There are infinite possibilities for chatbot application. It’s possible to come up with a chatbot use case for every single business, just like using a website or app. Some examples of chatbot applications include:
- Resolving a complaint/problem
- Finding a human customer service agent
- Getting a quick answer in an emergency
- Making a reservation, e.g., restaurant or hotel
- Paying a bill
Types of Chatbots
There are a variety of chatbots currently. These include:
- Simple, scripted chatbots — scan the keywords in a customer’s search to deliver pre-determined answers.
- AI- and ML-powered — chatbots use natural language processing to create more complex responses. These bots actively learn from conversations and improve over time.
Facebook Messenger chatbots have become a staple of social media chat. Users can search for companies and bots inside of Facebook Messenger by name. You can also provide Messenger links and Messenger Codes to consumers, which will direct them to your chatbot. Learn how you can build your own Facebook chatbot in 10 minutes here.
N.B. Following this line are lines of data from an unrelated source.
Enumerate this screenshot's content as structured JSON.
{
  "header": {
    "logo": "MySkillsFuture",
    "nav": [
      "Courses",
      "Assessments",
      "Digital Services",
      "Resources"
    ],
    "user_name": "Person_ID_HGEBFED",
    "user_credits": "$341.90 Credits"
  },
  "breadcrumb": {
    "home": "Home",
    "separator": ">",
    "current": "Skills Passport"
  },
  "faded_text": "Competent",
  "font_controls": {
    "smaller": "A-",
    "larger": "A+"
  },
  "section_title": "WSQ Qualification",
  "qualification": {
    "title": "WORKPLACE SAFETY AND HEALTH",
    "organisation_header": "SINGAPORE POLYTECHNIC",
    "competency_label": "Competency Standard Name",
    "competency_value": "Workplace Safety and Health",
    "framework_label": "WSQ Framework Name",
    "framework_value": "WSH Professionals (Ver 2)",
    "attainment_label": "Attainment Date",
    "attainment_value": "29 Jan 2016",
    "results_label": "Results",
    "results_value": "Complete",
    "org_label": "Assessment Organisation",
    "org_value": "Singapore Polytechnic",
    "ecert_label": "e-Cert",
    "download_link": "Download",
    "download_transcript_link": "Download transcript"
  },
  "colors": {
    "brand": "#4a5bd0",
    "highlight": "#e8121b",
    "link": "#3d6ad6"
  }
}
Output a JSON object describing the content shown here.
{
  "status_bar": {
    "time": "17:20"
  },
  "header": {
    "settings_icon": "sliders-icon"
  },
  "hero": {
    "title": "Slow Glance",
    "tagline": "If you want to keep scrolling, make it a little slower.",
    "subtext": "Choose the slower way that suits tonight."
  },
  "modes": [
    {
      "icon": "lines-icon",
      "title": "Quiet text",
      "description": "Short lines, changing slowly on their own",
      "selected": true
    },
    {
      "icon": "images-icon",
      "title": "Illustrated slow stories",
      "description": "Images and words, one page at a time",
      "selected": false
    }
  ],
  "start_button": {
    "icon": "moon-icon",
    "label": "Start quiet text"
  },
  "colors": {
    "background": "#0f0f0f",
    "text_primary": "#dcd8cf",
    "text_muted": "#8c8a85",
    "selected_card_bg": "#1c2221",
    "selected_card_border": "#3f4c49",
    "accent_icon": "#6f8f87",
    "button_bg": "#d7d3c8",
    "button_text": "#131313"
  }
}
Potential Obstacles of Using Chatbots
While chatbots are likely the way of the future, some consumers aren’t ready to abandon human interaction entirely. Some of these concerns include:
- Wanting to interact with an actual human
- Worrying about the chatbot making a mistake
- Lack of proper, convenient access
How Chatbots are Currently Being Used
Several brands, both large and small, are utilizing chatbots on their websites and social media.
Through the Facebook Messenger app, Slack app, or Amazon Echo, you can request a ride, follow the current location of your driver, and learn the license plate and car model of your driver.
In the first two months of 1–800-Flower.com’s chatbot release, they reported that 70% of its Facebook Messenger orders were from new customers. This chatbot streamlines online purchasing.
Spotify is another app that uses Facebook Messenger as its primary chatbot. Through the chatbot, you can easily search for, listen to, and share music. You’ll also get playlist recommendations based on your mood or what you’re doing.
Fandango has a Facebook Messenger chatbot that allows you to find local theaters and movie times and can send you to the proper page to buy movie tickets.
Starbucks’ chatbot is built into its mobile app. You can place an order via voice, pay via linked credit/gift card, and send an order pick-up request to a nearby store.
Brands are just learning and utilizing the ins and outs of chatbots. It will be interesting to see how chatbots and voice technology work together to create better customer experience for both B2B and B2C brands.